This was retweeted immediately by accounts with large followership and then spread like wildfire in the black Twitter community.
For brands, having the ability to spot such trends in real time provides the opportunity to evaluate their potential impact at a glance.
Zooming in on the 5 days corresponding to the peak in the timeline, we can see that the “topic by sentiment” section shows a clear dominance of tweets related to the racist occurrence.
In the “most shared link” section for the same period, all but two of the most shared links are related to that incident. This means that topic hit such a nerve that people made the effort to create a new link or video rather than simply retweeting the original post.
This topic certainly dominated the Airbnb related Twitter stream at the beginning of June.
While Airbnb cannot completely avoid the occasional unsavory host and has a policy in place to ban such hosts from using the platform in the future, this does not stop users from spreading their outrage in situations like these, especially when the report is supported by a video.
Interestingly, during the exact same period, another racist incident caused by an Airbnb host took place and was immediately addressed by @AirbnbHelp. It thus appears that Airbnb is indeed sensitive to the issue, and wishes to guarantee that guests will be treated with respect regardless of their race, gender or creed. It might very well be that they simply failed to notice the growing outrage around the other racist event taking place around the same time.
For brands with millions of customers, it is virtually impossible today to monitor all of the trends and narratives related to their brand and to properly spot and understand the origin of sudden trends pertaining to them, without relying on AI and advanced machine learning tools such as Communit360.
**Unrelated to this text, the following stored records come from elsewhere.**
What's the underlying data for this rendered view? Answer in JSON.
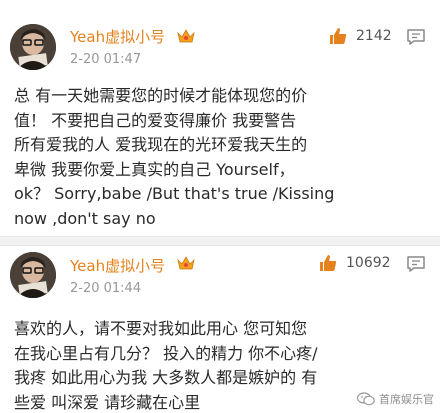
{
  "comments": [
    {
      "username": "Yeah虚拟小号",
      "time": "2-20 01:47",
      "likes": "2142",
      "text": "总 有一天她需要您的时候才能体现您的价\n值！ 不要把自己的爱变得廉价 我要警告\n所有爱我的人 爱我现在的光环爱我天生的\n卑微 我要你爱上真实的自己 Yourself，\nok？ Sorry,babe /But that's true /Kissing\nnow ,don't say no"
    },
    {
      "username": "Yeah虚拟小号",
      "time": "2-20 01:44",
      "likes": "10692",
      "text": "喜欢的人，请不要对我如此用心 您可知您\n在我心里占有几分？ 投入的精力 你不心疼/\n我疼 如此用心为我 大多数人都是嫉妒的 有\n些爱 叫深爱 请珍藏在心里"
    }
  ],
  "watermark": "首席娱乐官",
  "colors": {
    "username": "#e6821e",
    "time": "#999999",
    "text": "#2a2a2a",
    "crown": "#f2a31b"
  },
  "icons": [
    "avatar",
    "crown-icon",
    "thumbs-up-icon",
    "reply-icon",
    "wechat-icon"
  ]
}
Only with such tools can a decision be made in full appreciation of the extent of the issue at hand, while optimally prioritizing and strategizing the proper corrective actions.